by Scott Sutton
My attitude toward tithing has changed. Is changing. I don’t know exactly when it began, so I’ll take you all the way back to the beginning and then show you where I’m going.
Growing up in a non-churchgoing family, I had no concept of tithing. I was aware of the word “tithe” and always associated it with churchfolk. My parents were generous people so I had a concept of generosity. I assumed “tithe” was just a churchy word for “generosity”. This is the attitude I brought toward tithing when I finally became one of those churchfolk. I perceived tithing as a way of being generous with my money.
Through those early days of my faith during my college years, this concept of tithing as generosity led me to being pretty erratic in my giving. If a cause in which I believed was raising support, I gave to it. Something. Whatever felt right. When the offering basket went by me on Sundays I would open my wallet, examine how much cash I had on me and how much I needed until next payday, and give whatever felt generous. $20. $5. Whatever.
In the span of three months, I graduated, got married, started my first “professional” job, and moved to a new part of the country and a new church. Yup, all of that. In three months. It was a little chaotic. As my newly wed wife and I were merging our new finances together and coming up with a plan, she was insistent that we tithe 10% of our income. 10%! This rattled me for a few reasons – we weren’t making all that much money, we had a lot of “getting our lives off the ground” expenses, and it just plain felt like a lot of money. But she was right. We saw this pattern, this model in scripture of Abraham giving 10% of his belongings to this mysterious man named Melchizedek who was a figure of Jesus to come. We saw how the Israelites sacrificed their first and their best to God at the temple. We saw the command in Paul’s letters to support those who dedicate their lives to carrying and teaching the gospel.
So we began tithing 10% of our income. I confess that sometimes when money was tight and we would write that tithe check (yes, we still write checks) I would think about how nice it would be to have that money sitting in our account. But it was a sacrifice that we were honored and happy to make. I perceived tithing as form of cheerful sacrifice.
But lately my attitude toward tithing has been undergoing another shift. If the notion of a 10% tithe has a downfall it’s this: that we might be tempted to think of the first 10% as belonging to God and the rest of it as belonging to us. What I’ve seen in my life over the years is that while we have consistently tithed 10% to our local church and nowadays about another 2% to missionaries, the money we spend on ourselves has grown dramatically. In fact, if you look at it from a dollar perspective over the past 15 years, for every $1 we have increased our giving, we have increased our saving/spending by $5. Sure, we save a whole lot more than we used to. Sure, the cost of healthcare has become irresponsible in our country. Sure, we have doubled the size of our family. But 5 to 1?

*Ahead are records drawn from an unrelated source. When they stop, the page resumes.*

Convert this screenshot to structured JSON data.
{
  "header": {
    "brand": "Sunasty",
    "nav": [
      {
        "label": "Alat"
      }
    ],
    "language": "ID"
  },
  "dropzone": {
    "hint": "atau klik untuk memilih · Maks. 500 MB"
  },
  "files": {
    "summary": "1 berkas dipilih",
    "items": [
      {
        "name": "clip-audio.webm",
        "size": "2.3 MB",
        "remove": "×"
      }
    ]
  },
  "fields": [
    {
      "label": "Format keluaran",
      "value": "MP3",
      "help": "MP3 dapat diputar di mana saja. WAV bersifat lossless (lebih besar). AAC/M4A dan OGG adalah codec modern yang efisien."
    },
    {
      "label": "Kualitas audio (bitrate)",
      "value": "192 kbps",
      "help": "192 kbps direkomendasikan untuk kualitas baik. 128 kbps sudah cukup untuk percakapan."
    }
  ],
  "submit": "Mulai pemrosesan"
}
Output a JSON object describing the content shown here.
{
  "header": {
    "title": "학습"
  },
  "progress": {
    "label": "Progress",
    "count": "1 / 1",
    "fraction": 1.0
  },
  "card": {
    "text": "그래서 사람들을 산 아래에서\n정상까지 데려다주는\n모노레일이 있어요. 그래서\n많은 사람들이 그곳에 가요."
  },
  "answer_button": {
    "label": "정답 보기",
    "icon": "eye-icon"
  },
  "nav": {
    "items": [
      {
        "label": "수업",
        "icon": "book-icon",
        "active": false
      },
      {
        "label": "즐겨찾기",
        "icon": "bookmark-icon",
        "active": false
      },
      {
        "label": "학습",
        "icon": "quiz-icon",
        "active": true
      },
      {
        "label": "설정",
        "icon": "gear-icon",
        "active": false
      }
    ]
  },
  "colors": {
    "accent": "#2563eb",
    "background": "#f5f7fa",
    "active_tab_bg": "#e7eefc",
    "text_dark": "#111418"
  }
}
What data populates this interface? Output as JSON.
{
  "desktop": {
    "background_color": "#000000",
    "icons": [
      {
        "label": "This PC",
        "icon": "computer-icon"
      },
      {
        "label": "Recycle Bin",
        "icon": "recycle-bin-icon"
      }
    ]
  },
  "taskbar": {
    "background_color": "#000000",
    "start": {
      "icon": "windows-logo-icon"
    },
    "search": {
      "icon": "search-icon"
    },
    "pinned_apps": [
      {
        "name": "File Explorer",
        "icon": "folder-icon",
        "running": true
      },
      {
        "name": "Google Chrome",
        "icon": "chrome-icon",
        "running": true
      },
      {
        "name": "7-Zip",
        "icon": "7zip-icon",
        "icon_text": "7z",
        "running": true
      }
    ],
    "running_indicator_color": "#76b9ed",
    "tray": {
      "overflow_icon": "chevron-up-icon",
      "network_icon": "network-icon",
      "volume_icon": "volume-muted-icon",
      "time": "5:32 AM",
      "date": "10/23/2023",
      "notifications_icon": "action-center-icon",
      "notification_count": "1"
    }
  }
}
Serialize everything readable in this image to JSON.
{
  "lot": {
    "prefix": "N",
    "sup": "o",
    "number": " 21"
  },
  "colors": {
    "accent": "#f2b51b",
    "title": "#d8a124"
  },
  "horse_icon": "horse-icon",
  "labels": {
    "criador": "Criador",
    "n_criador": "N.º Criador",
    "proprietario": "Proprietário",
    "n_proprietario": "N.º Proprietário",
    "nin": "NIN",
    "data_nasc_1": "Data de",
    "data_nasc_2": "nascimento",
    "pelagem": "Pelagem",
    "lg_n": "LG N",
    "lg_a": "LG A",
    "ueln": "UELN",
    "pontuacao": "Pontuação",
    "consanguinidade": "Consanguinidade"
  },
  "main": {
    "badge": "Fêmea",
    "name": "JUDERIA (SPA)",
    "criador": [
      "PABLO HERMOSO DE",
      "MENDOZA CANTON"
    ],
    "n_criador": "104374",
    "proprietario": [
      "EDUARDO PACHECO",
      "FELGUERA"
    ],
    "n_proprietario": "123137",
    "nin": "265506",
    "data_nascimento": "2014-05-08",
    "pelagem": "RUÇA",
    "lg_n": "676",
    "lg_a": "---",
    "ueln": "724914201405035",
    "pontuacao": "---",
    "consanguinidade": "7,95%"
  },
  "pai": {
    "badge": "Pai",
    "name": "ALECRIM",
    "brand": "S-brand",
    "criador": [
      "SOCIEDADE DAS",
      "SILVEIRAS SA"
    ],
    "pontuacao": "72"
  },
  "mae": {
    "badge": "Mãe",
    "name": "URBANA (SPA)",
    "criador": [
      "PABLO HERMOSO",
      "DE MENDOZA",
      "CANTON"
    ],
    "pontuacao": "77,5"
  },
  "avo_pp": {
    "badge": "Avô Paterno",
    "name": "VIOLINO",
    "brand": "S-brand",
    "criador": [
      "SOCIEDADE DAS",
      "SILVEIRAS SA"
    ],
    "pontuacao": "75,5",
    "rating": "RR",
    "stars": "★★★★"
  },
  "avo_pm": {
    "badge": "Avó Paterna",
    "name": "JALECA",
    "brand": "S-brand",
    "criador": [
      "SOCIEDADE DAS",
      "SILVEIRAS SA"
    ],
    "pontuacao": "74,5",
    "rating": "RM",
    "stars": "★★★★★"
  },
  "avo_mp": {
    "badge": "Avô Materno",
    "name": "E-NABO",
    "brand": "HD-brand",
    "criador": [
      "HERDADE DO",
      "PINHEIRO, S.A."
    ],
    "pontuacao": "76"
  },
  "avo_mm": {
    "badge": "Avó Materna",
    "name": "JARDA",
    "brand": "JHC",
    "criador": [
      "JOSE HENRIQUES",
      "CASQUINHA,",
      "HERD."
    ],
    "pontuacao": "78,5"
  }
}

And, so, over the past year-ish we have been shifting our perception. We are learning to perceive tithing as worship. And worship requires all of us. Worship isn’t a 10% thing; it’s a 100% thing.
One of the ways we are practically living this out is that we have walked away from much of the traditional mindset about tithing (yes, we still give 10% to The Grove and would tell anyone else to do the same). But we have walked away from the idea of 10% as a target. We have walked away from the idea of “10% is God’s and the rest is yours” (an idea we have heard taught from several pulpits). We are now approaching giving with a perspective of, “How can we give as much of this as possible to bolster the work that God and his people are doing locally and around the world?” How can we intentionally limit and reduce our lifestyle as much as possible so we can give as much as possible? How can we be more strategic and more tactical in our approach to money to free up as much as possible for giving?
Tithing is generosity. It is sacrifice. It is worship. And wherever you are in your journey, the most important thing is simply to consider where your heart is in giving. God doesn’t want someone to give $5 or 10% or 20% begrudgingly, out of a sense of obligation or of guilt. God loves cheerful givers. So start there. Why do you give? What is the position of your heart when you give? Where are you on your journey?